100% of sales tax on eligible equipment
Arizona provides a sales tax exemption* for the retail sale of solar energy devices and for the installation of solar energy devices by contractors. The statutory definition of "solar energy device" includes wind electric generators and wind-powered water pumps in addition to daylighting, passive solar heating, active solar space heating, solar water heating, and photovoltaics. The sales tax exemption does not apply to batteries, controls, etc., that are not part of the system. (Note that [http://www.azleg.gov/legtext/47leg/2r/bills/hb2429s.pdf HB 2429], enacted in June 2006, eliminated the $5,000 limit per device.)

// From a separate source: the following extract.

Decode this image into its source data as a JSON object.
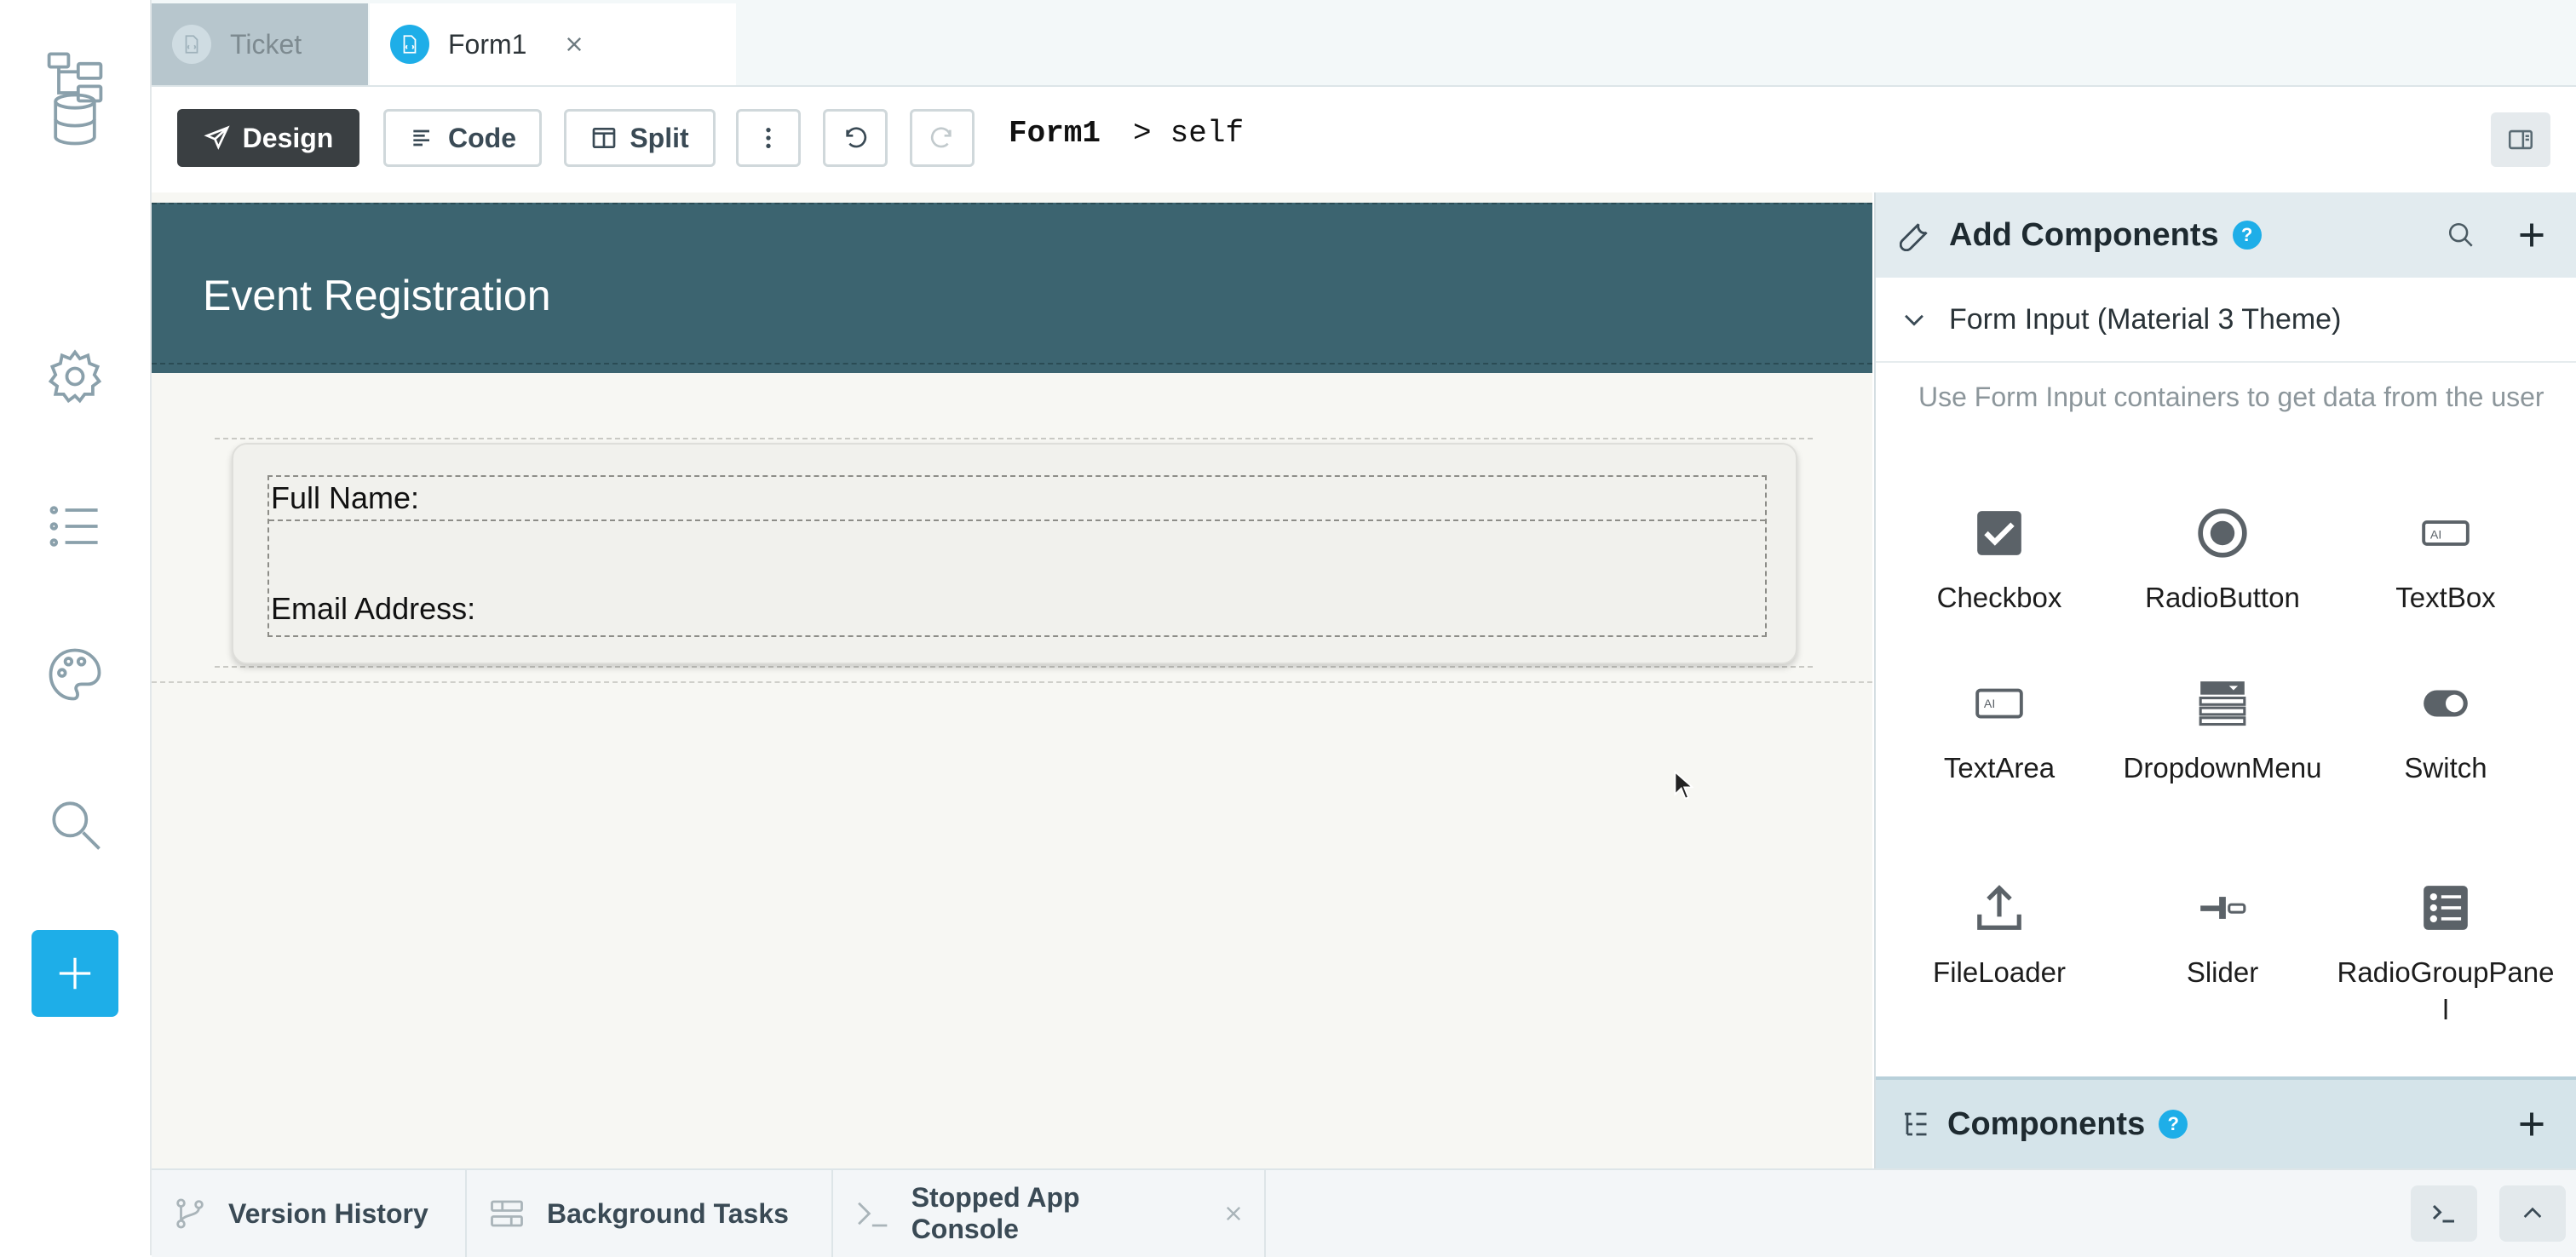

To take advantage of these exemptions from tax, a solar energy retailer or a solar energy contractor must register with the Arizona Department of Revenue prior to selling or installing solar energy devices (Arizona [http://www.azdor.gov/LinkClick.aspx?fileticket=Ps8eGb-koig%3d&tabid=264&... Form 6015], Solar Energy Devices – Application for Registration). The Arizona Department of Commerce Energy Office has compiled a guide to the solar energy devices that qualify for exemption under the statutory definition. It is possible to petition the Arizona Department of Commerce to add additional items if they qualify per the statutory definition.
[http://www.azleg.gov//FormatDocument.asp?inDoc=/legtext/50leg/2r/laws/02... SB 1229] of 2012 extended this exemption to net metering transactions involving photovoltaics, and the sale of renewable energy credits (RECs).. RECs are typically sold by a renewable energy generator to a utility company for compliance with the state's [http://www.dsireusa.org/incentives/incentive.cfm?Incentive_Code=AZ03R&re... renewable energy standard]. SB 1229 clarified that sales tax should not be applied to those transactions.
Most cities have a 0.5 to 2% city privilege ("sales") tax that is applicable to sales or installations of solar energy devices, unless a city specifically exempts such sales under its city tax code. Solar energy retailers should check with the city in which the retail business is located to find out whether city privilege tax is applicable. Solar energy contractors should check with the city in which the installation will be performed to find out whether city privilege tax is applicable.
*''Technically, the law allows retailers to deduct the amount received from the sale of solar energy devices from their transaction privilege tax base, and similarly, it allows prime contractors to deduct proceeds from a contract to provide and install a device from their transaction privilege tax base.''